(Page and application data records)
☆ ☆ ☆ ☆ ☆

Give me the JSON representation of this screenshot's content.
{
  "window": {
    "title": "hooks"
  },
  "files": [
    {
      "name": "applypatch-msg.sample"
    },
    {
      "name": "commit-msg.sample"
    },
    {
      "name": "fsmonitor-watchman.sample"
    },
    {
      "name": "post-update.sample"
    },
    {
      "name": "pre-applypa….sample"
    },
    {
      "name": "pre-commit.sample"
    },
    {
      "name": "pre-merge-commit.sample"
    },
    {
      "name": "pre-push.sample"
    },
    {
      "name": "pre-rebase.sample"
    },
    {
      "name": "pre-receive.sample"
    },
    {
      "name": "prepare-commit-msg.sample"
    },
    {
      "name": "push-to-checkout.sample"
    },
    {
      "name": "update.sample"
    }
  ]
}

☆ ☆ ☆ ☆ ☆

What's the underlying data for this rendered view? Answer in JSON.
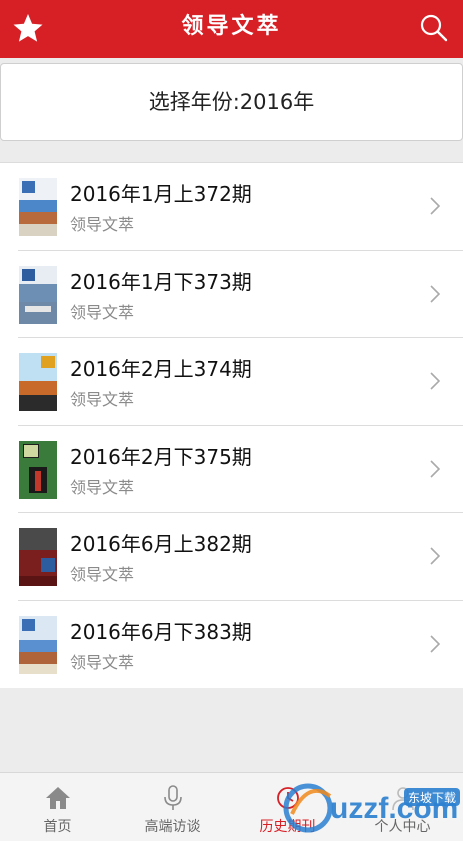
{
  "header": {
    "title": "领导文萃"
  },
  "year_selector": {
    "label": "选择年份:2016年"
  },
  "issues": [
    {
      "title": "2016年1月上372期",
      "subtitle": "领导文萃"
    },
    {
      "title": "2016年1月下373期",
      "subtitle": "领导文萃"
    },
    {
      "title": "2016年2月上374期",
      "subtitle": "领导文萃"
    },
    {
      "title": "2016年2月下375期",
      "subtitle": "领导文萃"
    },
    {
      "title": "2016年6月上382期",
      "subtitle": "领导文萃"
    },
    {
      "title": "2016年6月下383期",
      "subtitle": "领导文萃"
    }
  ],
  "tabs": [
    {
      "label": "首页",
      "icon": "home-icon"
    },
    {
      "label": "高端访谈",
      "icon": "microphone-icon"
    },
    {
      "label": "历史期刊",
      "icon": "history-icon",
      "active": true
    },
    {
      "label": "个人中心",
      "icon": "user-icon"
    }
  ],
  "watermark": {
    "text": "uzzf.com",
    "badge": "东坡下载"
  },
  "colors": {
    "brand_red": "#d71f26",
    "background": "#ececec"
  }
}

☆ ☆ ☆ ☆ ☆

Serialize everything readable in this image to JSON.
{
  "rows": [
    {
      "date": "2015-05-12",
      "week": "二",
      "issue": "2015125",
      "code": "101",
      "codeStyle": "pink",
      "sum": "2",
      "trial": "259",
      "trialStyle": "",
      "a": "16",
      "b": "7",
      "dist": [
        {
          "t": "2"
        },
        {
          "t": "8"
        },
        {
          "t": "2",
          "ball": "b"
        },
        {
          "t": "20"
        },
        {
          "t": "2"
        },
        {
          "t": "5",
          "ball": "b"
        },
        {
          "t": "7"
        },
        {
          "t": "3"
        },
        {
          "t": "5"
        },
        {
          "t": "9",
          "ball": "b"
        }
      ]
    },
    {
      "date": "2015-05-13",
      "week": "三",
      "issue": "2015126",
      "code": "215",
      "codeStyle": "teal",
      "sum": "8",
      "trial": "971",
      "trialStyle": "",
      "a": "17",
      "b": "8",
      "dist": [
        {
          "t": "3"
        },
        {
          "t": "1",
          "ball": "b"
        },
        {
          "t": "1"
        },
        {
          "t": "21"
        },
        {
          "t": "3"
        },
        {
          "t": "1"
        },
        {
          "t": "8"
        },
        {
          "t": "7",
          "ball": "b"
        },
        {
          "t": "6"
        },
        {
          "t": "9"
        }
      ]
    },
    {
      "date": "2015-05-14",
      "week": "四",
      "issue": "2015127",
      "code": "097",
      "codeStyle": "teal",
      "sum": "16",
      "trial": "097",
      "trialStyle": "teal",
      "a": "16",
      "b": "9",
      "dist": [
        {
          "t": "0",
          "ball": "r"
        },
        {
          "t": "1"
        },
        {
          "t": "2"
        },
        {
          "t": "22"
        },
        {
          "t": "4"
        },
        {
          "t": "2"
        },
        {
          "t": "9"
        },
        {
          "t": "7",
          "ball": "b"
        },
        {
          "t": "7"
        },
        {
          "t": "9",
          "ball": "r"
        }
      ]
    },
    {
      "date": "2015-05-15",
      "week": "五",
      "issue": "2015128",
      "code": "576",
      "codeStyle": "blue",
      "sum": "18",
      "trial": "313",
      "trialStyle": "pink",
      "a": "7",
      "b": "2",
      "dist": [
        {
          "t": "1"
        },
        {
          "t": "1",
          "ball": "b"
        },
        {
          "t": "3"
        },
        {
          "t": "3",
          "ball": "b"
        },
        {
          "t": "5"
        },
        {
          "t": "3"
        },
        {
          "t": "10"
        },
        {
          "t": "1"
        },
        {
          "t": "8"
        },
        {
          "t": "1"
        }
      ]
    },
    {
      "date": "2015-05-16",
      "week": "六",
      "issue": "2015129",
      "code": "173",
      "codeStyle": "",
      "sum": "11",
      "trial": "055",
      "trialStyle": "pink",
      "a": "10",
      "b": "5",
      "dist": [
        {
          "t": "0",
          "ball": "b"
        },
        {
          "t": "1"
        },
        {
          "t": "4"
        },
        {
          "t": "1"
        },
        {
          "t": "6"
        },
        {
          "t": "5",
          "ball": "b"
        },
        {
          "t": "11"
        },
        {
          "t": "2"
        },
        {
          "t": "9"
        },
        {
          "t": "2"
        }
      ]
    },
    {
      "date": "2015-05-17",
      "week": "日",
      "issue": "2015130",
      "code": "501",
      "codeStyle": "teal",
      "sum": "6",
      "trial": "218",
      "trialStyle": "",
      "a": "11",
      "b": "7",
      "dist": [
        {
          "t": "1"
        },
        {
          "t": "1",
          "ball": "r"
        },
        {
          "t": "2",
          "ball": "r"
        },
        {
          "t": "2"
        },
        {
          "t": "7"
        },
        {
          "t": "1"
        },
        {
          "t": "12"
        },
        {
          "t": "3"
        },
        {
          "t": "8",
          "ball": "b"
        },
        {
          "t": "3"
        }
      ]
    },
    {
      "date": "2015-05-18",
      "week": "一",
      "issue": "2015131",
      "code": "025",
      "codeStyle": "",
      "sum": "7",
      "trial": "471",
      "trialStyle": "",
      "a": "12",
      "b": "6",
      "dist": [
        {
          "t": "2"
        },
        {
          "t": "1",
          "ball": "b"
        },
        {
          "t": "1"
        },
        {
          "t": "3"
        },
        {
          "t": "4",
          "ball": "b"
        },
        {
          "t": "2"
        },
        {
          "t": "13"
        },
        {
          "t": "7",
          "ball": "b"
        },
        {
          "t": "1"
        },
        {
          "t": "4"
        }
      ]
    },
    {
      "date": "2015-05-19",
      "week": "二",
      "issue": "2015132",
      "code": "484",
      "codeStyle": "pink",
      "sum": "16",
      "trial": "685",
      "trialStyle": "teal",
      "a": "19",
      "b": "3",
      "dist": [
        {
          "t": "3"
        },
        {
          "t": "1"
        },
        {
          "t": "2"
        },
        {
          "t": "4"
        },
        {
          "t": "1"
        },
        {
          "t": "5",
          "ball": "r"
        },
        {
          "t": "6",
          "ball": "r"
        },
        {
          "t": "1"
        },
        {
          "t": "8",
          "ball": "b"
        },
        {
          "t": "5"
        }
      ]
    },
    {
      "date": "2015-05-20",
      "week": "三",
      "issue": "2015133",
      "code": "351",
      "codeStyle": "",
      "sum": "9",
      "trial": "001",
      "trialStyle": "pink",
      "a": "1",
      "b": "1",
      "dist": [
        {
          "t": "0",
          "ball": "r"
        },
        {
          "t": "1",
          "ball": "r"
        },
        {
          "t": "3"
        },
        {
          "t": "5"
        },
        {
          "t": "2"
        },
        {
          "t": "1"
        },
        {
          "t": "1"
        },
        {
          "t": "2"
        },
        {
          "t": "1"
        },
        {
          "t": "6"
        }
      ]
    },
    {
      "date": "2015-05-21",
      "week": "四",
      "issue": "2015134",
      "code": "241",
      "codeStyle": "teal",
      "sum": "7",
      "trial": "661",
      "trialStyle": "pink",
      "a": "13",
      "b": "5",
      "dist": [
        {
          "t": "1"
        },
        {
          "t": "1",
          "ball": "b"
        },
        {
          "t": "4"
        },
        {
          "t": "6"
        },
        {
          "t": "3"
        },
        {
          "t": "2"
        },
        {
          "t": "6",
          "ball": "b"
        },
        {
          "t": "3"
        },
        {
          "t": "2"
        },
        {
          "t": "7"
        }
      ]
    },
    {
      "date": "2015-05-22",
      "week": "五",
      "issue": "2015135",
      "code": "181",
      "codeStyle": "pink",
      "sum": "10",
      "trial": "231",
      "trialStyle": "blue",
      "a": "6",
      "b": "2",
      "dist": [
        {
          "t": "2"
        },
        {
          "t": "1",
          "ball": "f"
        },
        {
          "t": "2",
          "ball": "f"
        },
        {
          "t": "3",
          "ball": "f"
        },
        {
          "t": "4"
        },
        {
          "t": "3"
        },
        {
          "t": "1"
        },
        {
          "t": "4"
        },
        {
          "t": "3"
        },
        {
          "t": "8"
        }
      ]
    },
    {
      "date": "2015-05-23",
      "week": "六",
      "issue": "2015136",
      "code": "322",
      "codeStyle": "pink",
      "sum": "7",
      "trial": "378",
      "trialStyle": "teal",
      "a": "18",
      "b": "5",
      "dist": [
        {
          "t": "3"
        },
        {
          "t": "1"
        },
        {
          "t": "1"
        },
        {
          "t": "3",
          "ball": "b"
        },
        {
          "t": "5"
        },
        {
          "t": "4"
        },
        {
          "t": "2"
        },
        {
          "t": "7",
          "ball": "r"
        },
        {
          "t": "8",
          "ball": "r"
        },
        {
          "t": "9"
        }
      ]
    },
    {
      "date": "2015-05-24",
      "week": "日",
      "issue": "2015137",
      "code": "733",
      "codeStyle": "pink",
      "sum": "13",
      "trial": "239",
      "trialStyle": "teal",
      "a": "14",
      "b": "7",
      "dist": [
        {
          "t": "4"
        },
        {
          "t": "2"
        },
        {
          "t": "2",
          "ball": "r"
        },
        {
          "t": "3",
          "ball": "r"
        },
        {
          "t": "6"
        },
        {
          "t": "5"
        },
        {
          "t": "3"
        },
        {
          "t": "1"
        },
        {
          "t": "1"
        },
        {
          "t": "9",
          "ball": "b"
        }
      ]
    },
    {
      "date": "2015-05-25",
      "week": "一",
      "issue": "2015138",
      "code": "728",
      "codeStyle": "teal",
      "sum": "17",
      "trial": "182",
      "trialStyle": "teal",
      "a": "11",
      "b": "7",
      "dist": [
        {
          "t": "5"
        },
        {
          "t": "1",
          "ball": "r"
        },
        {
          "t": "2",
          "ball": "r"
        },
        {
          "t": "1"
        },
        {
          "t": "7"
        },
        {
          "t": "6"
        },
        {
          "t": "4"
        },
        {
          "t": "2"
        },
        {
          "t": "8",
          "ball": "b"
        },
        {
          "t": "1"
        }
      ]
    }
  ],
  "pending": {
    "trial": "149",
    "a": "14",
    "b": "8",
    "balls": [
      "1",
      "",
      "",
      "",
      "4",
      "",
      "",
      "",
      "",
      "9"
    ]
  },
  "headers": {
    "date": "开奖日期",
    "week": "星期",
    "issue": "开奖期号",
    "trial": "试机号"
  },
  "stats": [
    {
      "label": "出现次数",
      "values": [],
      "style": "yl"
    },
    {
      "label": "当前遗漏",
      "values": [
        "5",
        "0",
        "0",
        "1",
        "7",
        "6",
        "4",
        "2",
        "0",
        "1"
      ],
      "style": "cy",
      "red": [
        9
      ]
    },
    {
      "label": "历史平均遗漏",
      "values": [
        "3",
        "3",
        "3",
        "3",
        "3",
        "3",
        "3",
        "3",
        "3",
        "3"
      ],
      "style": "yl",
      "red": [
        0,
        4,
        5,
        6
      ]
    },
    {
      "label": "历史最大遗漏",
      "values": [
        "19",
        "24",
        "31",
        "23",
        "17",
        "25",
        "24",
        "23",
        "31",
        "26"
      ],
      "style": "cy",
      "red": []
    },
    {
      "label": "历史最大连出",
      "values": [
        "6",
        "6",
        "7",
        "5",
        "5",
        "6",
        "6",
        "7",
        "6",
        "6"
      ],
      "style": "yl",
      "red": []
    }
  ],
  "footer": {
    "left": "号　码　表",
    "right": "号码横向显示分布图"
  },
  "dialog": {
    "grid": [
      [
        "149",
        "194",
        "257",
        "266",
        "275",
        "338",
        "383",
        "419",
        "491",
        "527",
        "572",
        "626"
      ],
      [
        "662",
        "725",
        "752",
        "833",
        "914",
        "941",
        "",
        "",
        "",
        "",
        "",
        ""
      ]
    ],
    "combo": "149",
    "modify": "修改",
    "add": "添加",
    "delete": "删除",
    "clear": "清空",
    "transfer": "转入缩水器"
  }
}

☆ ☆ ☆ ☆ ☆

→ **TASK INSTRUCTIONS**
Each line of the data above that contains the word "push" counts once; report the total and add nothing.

→ **TASK RESULT**
2